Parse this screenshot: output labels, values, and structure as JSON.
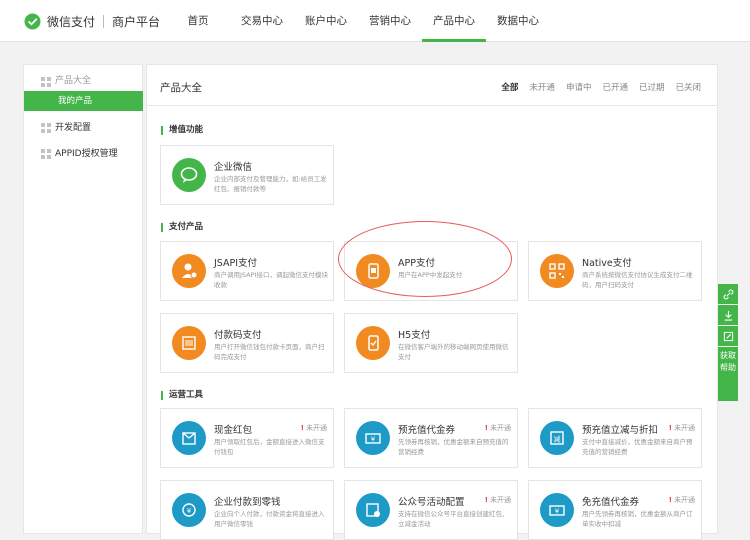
{
  "brand": {
    "name": "微信支付",
    "sub": "商户平台"
  },
  "nav": [
    "首页",
    "交易中心",
    "账户中心",
    "营销中心",
    "产品中心",
    "数据中心"
  ],
  "nav_active": "产品中心",
  "sidebar": {
    "groups": [
      {
        "label": "产品大全",
        "sub": [
          "我的产品"
        ]
      },
      {
        "label": "开发配置"
      },
      {
        "label": "APPID授权管理"
      }
    ]
  },
  "main": {
    "title": "产品大全",
    "filters": [
      "全部",
      "未开通",
      "申请中",
      "已开通",
      "已过期",
      "已关闭"
    ],
    "active_filter": "全部"
  },
  "sections": [
    {
      "title": "增值功能"
    },
    {
      "title": "支付产品"
    },
    {
      "title": "运营工具"
    }
  ],
  "cards": [
    {
      "name": "企业微信",
      "desc": "企业内部支付及管理能力，如:给员工发红包、报销付款等",
      "color": "green",
      "icon": "chat-bubble-icon"
    },
    {
      "name": "JSAPI支付",
      "desc": "商户调用JSAPI接口，调起微信支付模块收款",
      "color": "orange",
      "icon": "user-pay-icon"
    },
    {
      "name": "APP支付",
      "desc": "用户在APP中发起支付",
      "color": "orange",
      "icon": "phone-app-icon"
    },
    {
      "name": "Native支付",
      "desc": "商户系统按微信支付协议生成支付二维码，用户扫码支付",
      "color": "orange",
      "icon": "qrcode-icon"
    },
    {
      "name": "付款码支付",
      "desc": "用户打开微信钱包付款卡页面，商户扫码完成支付",
      "color": "orange",
      "icon": "barcode-icon"
    },
    {
      "name": "H5支付",
      "desc": "在微信客户端外的移动端网页使用微信支付",
      "color": "orange",
      "icon": "mobile-check-icon"
    },
    {
      "name": "现金红包",
      "desc": "用户领取红包后，金额直接进入微信支付钱包",
      "color": "blue",
      "icon": "envelope-icon",
      "status": "未开通"
    },
    {
      "name": "预充值代金券",
      "desc": "先领券再核销，优惠金额来自预充值的营销经费",
      "color": "blue",
      "icon": "coupon-yen-icon",
      "status": "未开通"
    },
    {
      "name": "预充值立减与折扣",
      "desc": "支付中直接减价，优惠金额来自商户预充值的营销经费",
      "color": "blue",
      "icon": "discount-tag-icon",
      "status": "未开通"
    },
    {
      "name": "企业付款到零钱",
      "desc": "企业向个人付款，付款资金将直接进入用户微信零钱",
      "color": "blue",
      "icon": "transfer-yen-icon"
    },
    {
      "name": "公众号活动配置",
      "desc": "支持在微信公众号平台直接创建红包、立减金活动",
      "color": "blue",
      "icon": "gear-yen-icon",
      "status": "未开通"
    },
    {
      "name": "免充值代金券",
      "desc": "用户先领券再核销，优惠金额从商户订单实收中扣减",
      "color": "blue",
      "icon": "coupon-yen-icon",
      "status": "未开通"
    }
  ],
  "status_mark": "!",
  "float_help": "获取帮助",
  "colors": {
    "accent": "#44b549",
    "orange": "#f18a20",
    "blue": "#1e9ac7",
    "annotation": "#e85b5b"
  }
}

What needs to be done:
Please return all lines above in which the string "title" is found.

Task answer:
    "title": "产品大全",
      "title": "增值功能"
      "title": "支付产品"
      "title": "运营工具"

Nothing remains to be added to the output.